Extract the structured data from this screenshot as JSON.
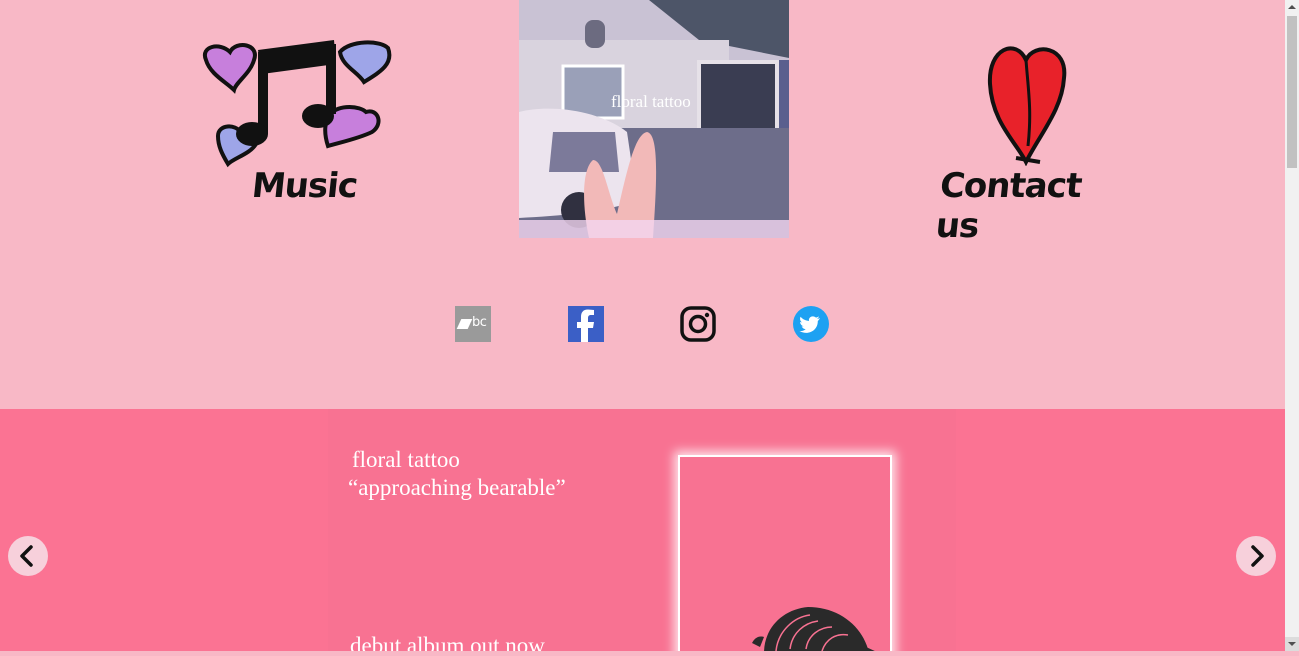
{
  "nav": {
    "music_label": "Music",
    "contact_label": "Contact us"
  },
  "cover": {
    "title": "floral tattoo"
  },
  "social": [
    {
      "name": "bandcamp",
      "text": "bc"
    },
    {
      "name": "facebook"
    },
    {
      "name": "instagram"
    },
    {
      "name": "twitter"
    }
  ],
  "promo": {
    "line1": "floral tattoo",
    "line2": "“approaching bearable”",
    "line3": "debut album out now"
  },
  "colors": {
    "top_background": "#f8b8c6",
    "promo_background": "#fb7393",
    "heart_red": "#e8222a",
    "heart_purple": "#c77fdc",
    "heart_blue": "#9ea5e8",
    "facebook_blue": "#3b5fc6",
    "twitter_blue": "#1da1f2"
  }
}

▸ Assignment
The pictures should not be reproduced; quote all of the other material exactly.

▸ Task output
Extract the structured data from this screenshot as JSON.
{
  "nav": {
    "music_label": "Music",
    "contact_label": "Contact us"
  },
  "cover": {
    "title": "floral tattoo"
  },
  "social": [
    {
      "name": "bandcamp",
      "text": "bc"
    },
    {
      "name": "facebook"
    },
    {
      "name": "instagram"
    },
    {
      "name": "twitter"
    }
  ],
  "promo": {
    "line1": "floral tattoo",
    "line2": "“approaching bearable”",
    "line3": "debut album out now"
  },
  "colors": {
    "top_background": "#f8b8c6",
    "promo_background": "#fb7393",
    "heart_red": "#e8222a",
    "heart_purple": "#c77fdc",
    "heart_blue": "#9ea5e8",
    "facebook_blue": "#3b5fc6",
    "twitter_blue": "#1da1f2"
  }
}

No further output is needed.